- looking for ways to show that we care for them and value them
- believing that things can change for the better.
That sort of love is powerful – it can break down indifference, heal hurts, soften hearts and bring out the best in others. But it’s costly too. It can’t live alongside pride or selfishness or bitterness or unforgiveness. They have to go, if you want to be able to love that way.
It’s very hard to love when you get absolutely nothing in return or even worse if you are being constantly let down. Most of us love others and treat them well, because we believe that then they will love us. That’s not such a bad reason to love someone, but what do we do when they don’t act lovingly towards us or let us down?
If we see love as being about giving to each other, about being the best we can for each other, rather than finding fulfillment, then our relationship is more likely to flourish.
Some examples of unconditional love
Where does this picture of love come from? Some people recognise it intuitively – the parents who keep loving a wayward child, the partner who forgives their husband/wife after an affair and offers a new start together.
Corrie ten Boom, who survived the Nazi death camps, tells of an occasion after the end of the war when she was speaking at a meeting about forgiveness. At the end of the meeting a man approached her holding out his hand. She instantly recognized him as one of the warders from the camp who had treated her and her family so badly.
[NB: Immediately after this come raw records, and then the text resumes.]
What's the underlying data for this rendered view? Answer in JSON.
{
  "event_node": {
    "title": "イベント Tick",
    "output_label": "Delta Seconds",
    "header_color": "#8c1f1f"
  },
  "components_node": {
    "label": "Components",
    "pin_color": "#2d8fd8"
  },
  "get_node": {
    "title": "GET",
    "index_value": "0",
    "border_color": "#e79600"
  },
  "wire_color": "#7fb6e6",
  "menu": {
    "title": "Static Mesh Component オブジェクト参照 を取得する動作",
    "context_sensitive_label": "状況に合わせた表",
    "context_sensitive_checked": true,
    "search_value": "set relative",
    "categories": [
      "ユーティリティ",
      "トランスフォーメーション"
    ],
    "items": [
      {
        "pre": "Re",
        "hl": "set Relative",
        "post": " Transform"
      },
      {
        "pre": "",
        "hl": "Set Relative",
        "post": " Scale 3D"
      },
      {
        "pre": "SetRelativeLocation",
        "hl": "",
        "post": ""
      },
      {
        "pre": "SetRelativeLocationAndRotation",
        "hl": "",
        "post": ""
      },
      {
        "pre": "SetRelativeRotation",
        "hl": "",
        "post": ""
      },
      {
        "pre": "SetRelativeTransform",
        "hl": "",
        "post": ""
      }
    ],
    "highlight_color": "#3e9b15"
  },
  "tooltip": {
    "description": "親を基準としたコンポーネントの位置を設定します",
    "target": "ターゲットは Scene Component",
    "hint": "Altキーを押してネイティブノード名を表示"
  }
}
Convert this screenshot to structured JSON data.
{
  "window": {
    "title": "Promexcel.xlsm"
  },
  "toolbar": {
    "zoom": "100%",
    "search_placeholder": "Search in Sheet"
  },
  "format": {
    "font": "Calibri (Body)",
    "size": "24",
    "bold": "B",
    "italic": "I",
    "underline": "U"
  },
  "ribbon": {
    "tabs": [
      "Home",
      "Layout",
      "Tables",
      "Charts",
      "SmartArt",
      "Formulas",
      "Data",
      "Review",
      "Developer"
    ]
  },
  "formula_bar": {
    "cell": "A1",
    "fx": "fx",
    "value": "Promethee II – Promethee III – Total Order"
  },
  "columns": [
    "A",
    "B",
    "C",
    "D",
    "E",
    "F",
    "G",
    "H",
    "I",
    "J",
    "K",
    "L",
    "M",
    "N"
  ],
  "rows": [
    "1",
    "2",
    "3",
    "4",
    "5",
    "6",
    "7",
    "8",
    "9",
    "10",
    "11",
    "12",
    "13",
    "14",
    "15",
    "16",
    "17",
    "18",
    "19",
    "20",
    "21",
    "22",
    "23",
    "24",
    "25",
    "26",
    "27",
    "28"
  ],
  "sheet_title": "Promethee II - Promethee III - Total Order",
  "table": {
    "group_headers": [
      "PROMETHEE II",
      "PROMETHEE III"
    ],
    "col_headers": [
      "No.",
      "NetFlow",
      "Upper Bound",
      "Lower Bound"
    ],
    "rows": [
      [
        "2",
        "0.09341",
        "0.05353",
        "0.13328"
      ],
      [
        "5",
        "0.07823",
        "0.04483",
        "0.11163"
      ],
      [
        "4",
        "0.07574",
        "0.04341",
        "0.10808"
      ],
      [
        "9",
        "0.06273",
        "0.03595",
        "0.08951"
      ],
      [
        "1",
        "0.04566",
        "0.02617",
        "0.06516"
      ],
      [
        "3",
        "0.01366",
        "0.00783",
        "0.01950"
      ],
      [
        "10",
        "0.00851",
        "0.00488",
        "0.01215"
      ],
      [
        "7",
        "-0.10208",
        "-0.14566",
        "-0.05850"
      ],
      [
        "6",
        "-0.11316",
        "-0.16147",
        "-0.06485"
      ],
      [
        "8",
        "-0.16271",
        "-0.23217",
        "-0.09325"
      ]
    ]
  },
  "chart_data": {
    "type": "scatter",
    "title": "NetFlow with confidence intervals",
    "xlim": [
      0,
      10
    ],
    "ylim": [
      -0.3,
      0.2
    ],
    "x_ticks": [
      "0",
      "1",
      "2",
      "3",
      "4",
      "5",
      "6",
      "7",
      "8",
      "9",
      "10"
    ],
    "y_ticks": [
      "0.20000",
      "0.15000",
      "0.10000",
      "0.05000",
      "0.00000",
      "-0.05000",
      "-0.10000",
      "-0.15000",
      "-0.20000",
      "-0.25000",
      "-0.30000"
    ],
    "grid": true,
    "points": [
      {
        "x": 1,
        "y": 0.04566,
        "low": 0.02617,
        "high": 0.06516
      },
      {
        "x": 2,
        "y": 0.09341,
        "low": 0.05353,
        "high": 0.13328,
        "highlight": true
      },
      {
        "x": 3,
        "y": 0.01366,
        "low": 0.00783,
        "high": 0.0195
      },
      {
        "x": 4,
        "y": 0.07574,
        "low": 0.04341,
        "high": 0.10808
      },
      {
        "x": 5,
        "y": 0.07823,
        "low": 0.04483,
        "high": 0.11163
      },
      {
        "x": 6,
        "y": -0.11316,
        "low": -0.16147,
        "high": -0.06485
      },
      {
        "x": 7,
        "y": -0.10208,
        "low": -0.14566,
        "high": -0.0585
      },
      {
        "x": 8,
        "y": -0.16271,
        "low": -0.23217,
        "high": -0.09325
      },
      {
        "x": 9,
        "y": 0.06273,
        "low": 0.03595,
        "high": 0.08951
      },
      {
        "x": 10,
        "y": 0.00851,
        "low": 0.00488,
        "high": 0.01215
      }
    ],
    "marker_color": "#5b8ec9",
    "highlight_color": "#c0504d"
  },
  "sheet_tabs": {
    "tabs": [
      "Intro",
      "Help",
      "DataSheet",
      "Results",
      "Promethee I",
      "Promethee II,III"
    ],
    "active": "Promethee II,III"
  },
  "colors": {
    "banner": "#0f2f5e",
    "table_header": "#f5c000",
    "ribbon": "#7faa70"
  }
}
In that split second she was faced with the reality of the choice to forgive. She held out her hand and shook it as he quietly asked her forgiveness.
There’s another story that illustrates this sort of love. It’s about a prisoner of war in a Japanese camp. The prison officers were demanding to know who had stolen some food, which had actually been taken by one of the jailers. They began to threaten the execution of prisoners one by one to force a confession.
The innocent man couldn’t bear the thought of his friends dying in this way and stepped forward to confess and was shot on the spot.
Such love and concern for others can seem foolish or courageous. There is another man who has made his impact on human history and who many believe really demonstrated this sort of selfless love for others. That man is Jesus, who many believe died a cruel death to take the punishment every person deserves for their sin and rejection of God. Some view his death as a pointless waste and failure, but for others he is an inspiration to help them love others selflessly and sacrificially.
Loving like that can seem impossible without a little help. So next time you don’t know how to go on loving you might like to ask for God’s help.
Love is always being willing to say sorry…
Love is wanting the best for the one we love…
Love is seeing the potential in our loved one…
Love is telling them what you value in them….
Love is forgiving and not holding on to hurts….
Love is living today as if it were your last, but looking forward to a fresh tomorrow…
Love is listening with all your heart
Love is knowing when to speak and when to sit together in silence
Love is the most precious gift you can receive……
AND the most precious gift you can give……